How did mistletoe, a symbol of love (which we celebrate on Valentine’s Day), become associated with Christmas?

Legends about this evergreen plant go back to the ancient Druids of Britain, who believed mistletoe had special healing powers and used it in their winter solstice ceremonies. Actually, “mistletoe,” in the Celtic language, means “all heal.”

When Christianity took root, pagan practices and beliefs were condemned, and mistletoe was all but forgotten until the 1800s, when Victorian England revived the tradition of kissing under the mistletoe as a sign of love, romance, and good luck.

When I researched mistletoe, I discovered it’s actually an aerial parasite, having no roots of its own. To survive, mistletoe attaches itself to a tree, from which it gets its nourishment.

Like love.

Love, whether romantic love or brotherly love, doesn’t exist on its own. All love originates from, and gets its nourishment from, agape love—divine love. Agape is the highest form of love, transcending all other types of love. It is the love of God for man—unconditional, unlimited, sacrificial, selfless, giving of itself regardless of circumstances. God’s love is the tree that sustains us—physically, spiritually, emotionally, mentally.

Interestingly, agape (pronounced a-GÁP-ē), can also be pronounced əˈɡāp, which refers to the mouth when it is “wide open with wonder and surprise.”

Such is the love God has for us—it should leave us with mouths wide open in wonder and surprise that the God who created the universe—the King of Kings and Lord of Lords—loved each of us so much He left His throne in heaven to take on human flesh, live a sinless life, and give Himself up as the perfect sacrifice to pay the price for our sins so we could live in heaven with Him forever (see John 3:16).

Such is the love of God.

And like the mistletoe is an evergreen, so God’s love is eternal—it always was and always will be (Psalm 136). It’s unlimited (Psalm 36:5, 108:4). And it is mine.

God’s is the love from which all other love springs and is sustained. We love, you see, because He first loved us (1 John 4:19). And like the mistletoe cannot survive without being attached to the tree, so our love cannot sustain itself. God’s love is the tree that feeds us, gives us life, and enables us to love.

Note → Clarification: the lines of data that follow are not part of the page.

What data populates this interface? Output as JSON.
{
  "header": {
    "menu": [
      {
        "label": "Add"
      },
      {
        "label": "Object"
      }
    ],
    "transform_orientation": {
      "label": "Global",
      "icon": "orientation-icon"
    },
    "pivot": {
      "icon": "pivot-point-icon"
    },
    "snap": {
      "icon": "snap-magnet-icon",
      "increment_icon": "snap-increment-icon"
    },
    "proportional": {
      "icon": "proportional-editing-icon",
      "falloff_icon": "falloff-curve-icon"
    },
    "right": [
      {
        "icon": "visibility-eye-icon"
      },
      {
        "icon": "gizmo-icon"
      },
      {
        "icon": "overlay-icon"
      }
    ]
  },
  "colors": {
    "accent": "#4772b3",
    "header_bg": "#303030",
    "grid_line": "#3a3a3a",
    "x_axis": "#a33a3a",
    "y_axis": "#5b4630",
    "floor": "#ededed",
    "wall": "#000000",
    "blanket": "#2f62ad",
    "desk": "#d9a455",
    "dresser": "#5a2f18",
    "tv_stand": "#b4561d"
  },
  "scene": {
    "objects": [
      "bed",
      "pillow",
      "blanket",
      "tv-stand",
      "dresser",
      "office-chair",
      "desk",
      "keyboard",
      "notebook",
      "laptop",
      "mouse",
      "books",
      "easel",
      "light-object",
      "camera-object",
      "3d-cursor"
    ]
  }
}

And just like the meaning of mistletoe is “all heal,” God’s love is the healing salve we need for all our wounds—physical, mental, emotional, spiritual.

Wow. All that about a sprig of evergreen we hang up in our homes at Christmastime and for the most part forget about.

A sprig of evergreen that reminds us of the love God has for each one of us—nourishing, life-giving, and eternal.

May each sprig of mistletoe I see this Christmas season, O God, remind me of the love that sent Your Son from heaven to earth so that we may have heaven forever. Amen.

Read and reflect on 1 John 4:7–21.

From God, Me, & a Cup of Tea for the Seasons­, © 2018 Michele Huey. All rights reserved. Used with permission.